It seems to me with the emergence of online that the complaint hasn't changed, although with the free returns that so many retailers are offering it has quietened down, and many retailers make it easier and easier to send things back all in the name of getting you to buy from them again. What some still amazingly don't realise is that it only takes one bad experience for you to decide never to buy from them again and, far worse, to be telling your friends who they were, what went wrong and putting them off as well.

A recent experience of mine, with a major online retailer and actually within the last 48 hours, has filled me with wonderment that I needed to write all of this in some way shape or form yet again, but it does need shouting about, over and over, until every single retailer who wants customers to buy from them again pays attention, so here it is.

1. Good customer service for any level of product, and in particular for expensive, premium products demands that you are there to answer your customer's telephone calls. On this occasion not only did I get voicemail during working hours, but said voicemail suggested that, if I was calling during working hours and no one picked up the phone, I should go away and call again. This happened five times over three days.

2. If you say you're going to do something, for a customer, do it. Finally having managed to get through this morning I was promised a call-back from someone who apparently would be able to help sort my problem out within the next few minutes. I received no call back and ended up sending a terse email asking for an immediate call. Which I then got (I can be quite stroppy on occasion, both in writing and in person, in case you hadn't guessed).

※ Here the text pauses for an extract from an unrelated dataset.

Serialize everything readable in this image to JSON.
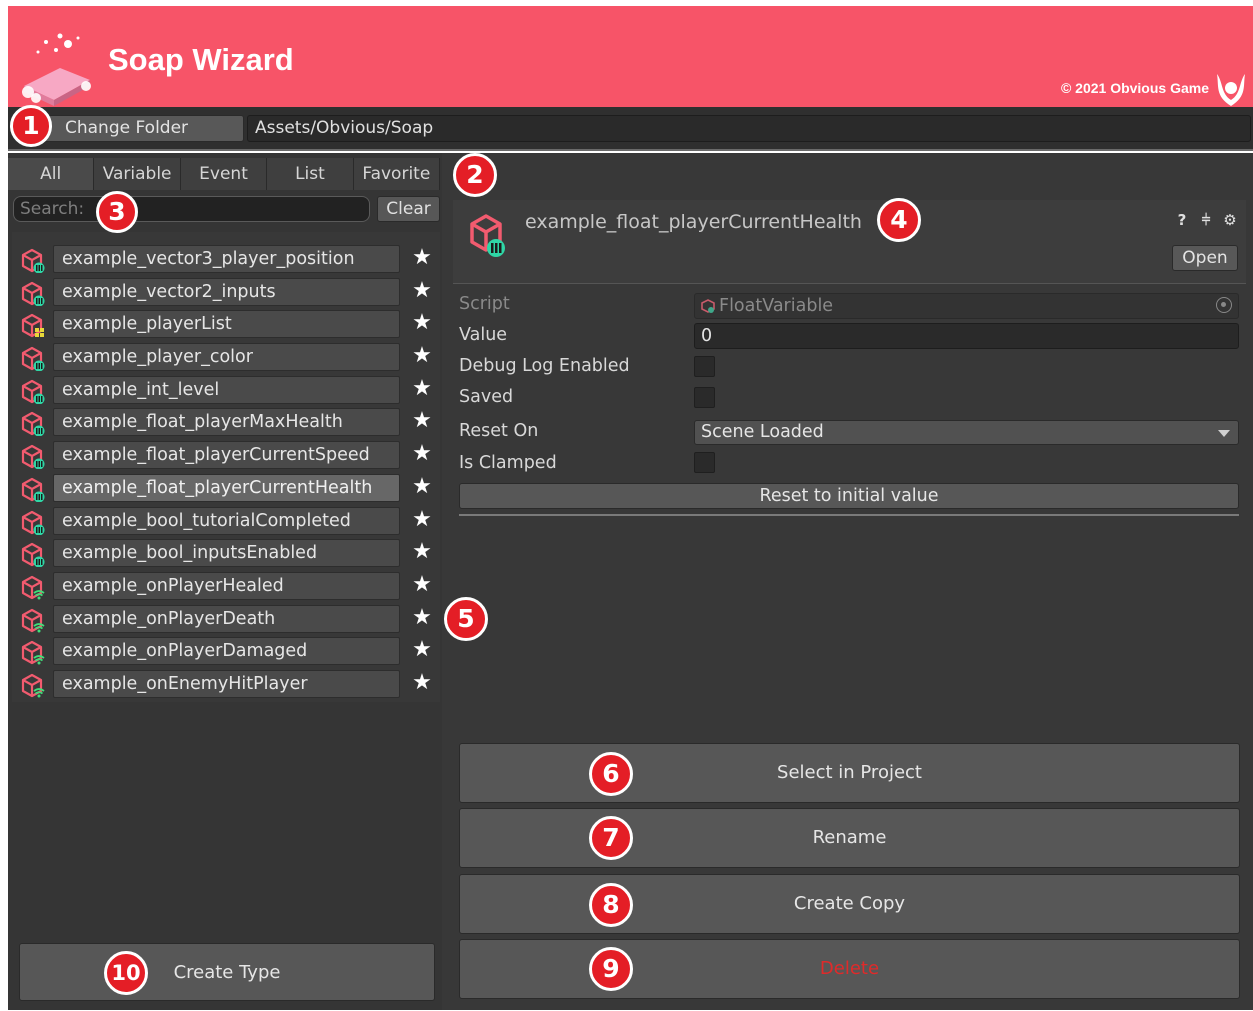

3. Don't argue with an angry customer. When I finally got my call back, the person who called me, when I suggested that, for a company of their size and stature there really should have been someone there to answer the phone, argued with me. They were very busy, she had only just got in etc etc. The only, and I mean the only thing to do if you get a frustrated and disillusioned customer on the end of the phone who has a real reason for a gripe is to apologise, placate, be charming, ask what can be done to sort the matter out. Never, never argue. It doesn't go down well.

4. At this stage youve already half lost your customer for ever, if you have any saving grace left at all it is to put matters right in a way that they will always remember, go the extra mile, go and collect the faulty jacket for goodness sake. Do not, whatever you do, make it harder for the customer by overloading them with extra things they need to do, such as fill in a form, call a courier, write down three separate tracking and invoice numbers when they're already fed up with you. Do it all for them and then send them a scented candle as a bonus. Otherwise they will, I promise you, go somewhere else next time.

5. Make returning anything to you as easy as possible. One of the reasons your customer buys from you online, apart from the fact you may have wonderful products, is because they believe that the whole process will be simple, quick and not unenjoyable. Many online retailers do now make it simple, and this is easier to do for less expensive products. I quite understand that something expensive needs to come back via courier, and that you may want to know that it's coming back, but I think to expect your customer to wait at home all day for the courier to arrive so that a return can be made is a mistake - there must be a better system.

I hope that no one has read through all of this in the hope that I'm going to name names, because I'm not and it wouldn't serve any purpose, other than probably make me feel better in the short term. In the long run it never pays - I may want to buy from them again one day, after all.

I've been bleating quite a lot on Twitter today about the folly of letting your daughter go off on travels to distant lands, not just because it's extremely expensive, but because, for some reason unlike sons (at least my sons) they can manage to miss four flights in an afternoon, lose their phone, sprain an ankle, need more cash, have their rucksack left behind by the airline, have their email go down, their new phone not work - oh I could go on, but I won't. Suffice it to say that my faithful Blackberry giving up the ghost today made life much more frustrating for her, and much quieter for me. I haven't heard a cheep all afternoon. As she's in Oz, and ten hours ahead, I guess I'll be back to the bag chasing/phone company calling/cash sending tomorrow. But it's wonderfully peaceful right now...................